Promoting Modern Contraceptive Methods in Uttar Pradesh, India
17 Jan 2012
If couples share responsibility for family planning, happiness will follow. This is the message of the “One small decision ….can bring unlimited happiness” (Ek chota sa faisla de khushiyan hazaar) campaign.
Launched by the Urban Health Initiative (UHI) in March 2009, a five-year, Bill and Melinda Gates Foundation-funded project led by Family Health Initiative, JHU∙CCP and Thompson Social | JWT have developed three films for the “One Small Decision” campaign.
The films were created in response to the gap between awareness and action with respect to family planning methods and services among urban poor that was uncovered in extensive research that CCP undertook in Uttar Pradesh in July and August 2011.
Uttar Pradesh, one of the most populated states in India, has a total fertility rate that is higher than the country average (3.8 children per woman as compared to 2.7), a lower contraceptive prevalence rate (29% compared to 46%) and a high unmet need for family planning.
CCP’s research determined that there are problems both in uptake of services due to crowded hospitals and unresponsive service providers, and in decision-making at the household level. Men consider family planning method to be the domain of women and women, largely powerless within the household, are afraid to take action for fear of social repercussions.
The “One Small Decision” films engage the audience with memorable stories while communicating the importance of choosing the right contraceptive method at the right time during different life stages. UHI believes that by increasing timely and correct information, BCC efforts like this campaign can help couples make critical decisions about family planning.

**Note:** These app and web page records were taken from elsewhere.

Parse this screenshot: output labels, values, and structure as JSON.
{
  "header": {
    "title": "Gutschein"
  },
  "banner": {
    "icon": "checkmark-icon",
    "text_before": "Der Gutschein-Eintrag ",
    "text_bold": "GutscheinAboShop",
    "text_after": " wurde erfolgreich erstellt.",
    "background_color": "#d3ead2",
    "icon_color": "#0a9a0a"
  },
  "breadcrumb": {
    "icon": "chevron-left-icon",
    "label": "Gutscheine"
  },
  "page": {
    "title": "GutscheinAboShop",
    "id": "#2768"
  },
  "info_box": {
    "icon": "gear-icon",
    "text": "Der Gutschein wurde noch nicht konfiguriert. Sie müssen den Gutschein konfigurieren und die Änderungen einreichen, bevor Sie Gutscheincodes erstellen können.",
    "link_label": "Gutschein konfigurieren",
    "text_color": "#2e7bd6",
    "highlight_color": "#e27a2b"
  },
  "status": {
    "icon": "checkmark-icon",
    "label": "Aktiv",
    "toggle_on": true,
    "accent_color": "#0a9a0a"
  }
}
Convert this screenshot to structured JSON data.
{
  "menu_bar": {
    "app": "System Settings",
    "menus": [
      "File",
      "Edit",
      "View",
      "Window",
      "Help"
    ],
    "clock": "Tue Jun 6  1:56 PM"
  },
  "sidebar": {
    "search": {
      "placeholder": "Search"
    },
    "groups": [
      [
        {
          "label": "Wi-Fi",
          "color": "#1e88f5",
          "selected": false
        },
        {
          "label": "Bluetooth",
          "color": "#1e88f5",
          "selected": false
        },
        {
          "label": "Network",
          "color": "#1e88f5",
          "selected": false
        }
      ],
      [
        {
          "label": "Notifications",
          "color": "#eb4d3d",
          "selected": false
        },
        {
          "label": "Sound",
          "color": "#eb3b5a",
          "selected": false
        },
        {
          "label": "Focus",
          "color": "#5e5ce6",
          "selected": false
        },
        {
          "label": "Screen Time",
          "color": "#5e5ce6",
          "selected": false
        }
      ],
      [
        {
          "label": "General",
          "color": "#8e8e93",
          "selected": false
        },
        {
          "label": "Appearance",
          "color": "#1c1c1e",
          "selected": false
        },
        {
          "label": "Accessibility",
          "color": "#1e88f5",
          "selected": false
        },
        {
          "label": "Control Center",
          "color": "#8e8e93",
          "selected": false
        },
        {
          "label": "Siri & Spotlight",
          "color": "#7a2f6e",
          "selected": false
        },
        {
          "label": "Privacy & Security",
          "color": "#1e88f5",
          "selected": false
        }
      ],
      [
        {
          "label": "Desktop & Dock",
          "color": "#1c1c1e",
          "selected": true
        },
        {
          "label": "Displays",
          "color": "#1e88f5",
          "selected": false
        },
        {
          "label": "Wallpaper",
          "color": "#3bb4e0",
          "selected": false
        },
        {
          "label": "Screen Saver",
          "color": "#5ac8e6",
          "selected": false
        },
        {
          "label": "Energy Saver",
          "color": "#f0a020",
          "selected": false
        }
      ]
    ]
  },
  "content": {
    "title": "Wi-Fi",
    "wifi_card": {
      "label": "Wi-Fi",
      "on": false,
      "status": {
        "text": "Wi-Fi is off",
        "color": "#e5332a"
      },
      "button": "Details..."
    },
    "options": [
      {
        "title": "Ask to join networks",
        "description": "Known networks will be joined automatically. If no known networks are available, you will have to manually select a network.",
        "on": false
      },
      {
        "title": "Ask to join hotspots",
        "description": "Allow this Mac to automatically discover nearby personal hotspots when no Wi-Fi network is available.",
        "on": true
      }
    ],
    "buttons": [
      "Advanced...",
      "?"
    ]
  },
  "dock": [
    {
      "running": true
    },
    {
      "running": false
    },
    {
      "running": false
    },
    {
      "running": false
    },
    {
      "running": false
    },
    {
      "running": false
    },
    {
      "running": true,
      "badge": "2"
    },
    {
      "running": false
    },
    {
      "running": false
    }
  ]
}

The three films that comprise the “One Small Decision” campaign are airing on national, regional and state television and radio channels from November 2011 through January 2012.
Film One: Shifting from traditional family planning methods to modern methods
Mr. & Mrs. Rajesh Kumar
The first film seeks to move women away from unreliable traditional family planning methods. Mr. Rajesh Kumar promises his wife that he will sambhal lunga, i.e., withdraw in time. Knowing how unreliable this method is, his wife consults a doctor who tells her to take control of the situation by adopting a modern, long-acting contraceptive method. Mr. Rajesh Kumar is pleasantly surprised when he spouts his old promise, only to be told by his smiling wife that “maine sambhal liya hai” – This time I have managed it!
Film Two: Introducing male sterilization as a method to limit family size
Munna Ki Kahani
The second film addresses men who want to limit their family size by introducing permanent no scalpel vasectomy as an alternative to continuing with inconsistent use of condoms. Munna is used to having his way and is surprised when his wife tells him that she does not want any more children. Fed up with the hassle of typical family planning methods, he consults a friend who has undergone NSV and accompanies this friend to meet the doctor. The doctor reassures him that with NSV, Munna will still enjoy sex with his wife, and there will be no effect to his virility and physical strength but he will avoid the bother of using a temporary contraceptive method. Following the doctor’s advice, Munna has the small five-minute procedure and is happy with the results.
Film Three: Postpartum female sterilization
Mr. Bunty and his wife
The third film addresses couples who are expecting a child who they believe to be the final addition to their family. The message in this film is that such families should undergo sterilization at the time of delivery. Mr. Bunty, loves doing things in installments. When he takes his expectant wife for a check up, the doctor suggests post partum female sterilization if the family is complete. Mrs. Bunty recognizes the benefits of undergoing female sterilization immediately postpartum and she convinces her husband that this will save time, money and effort.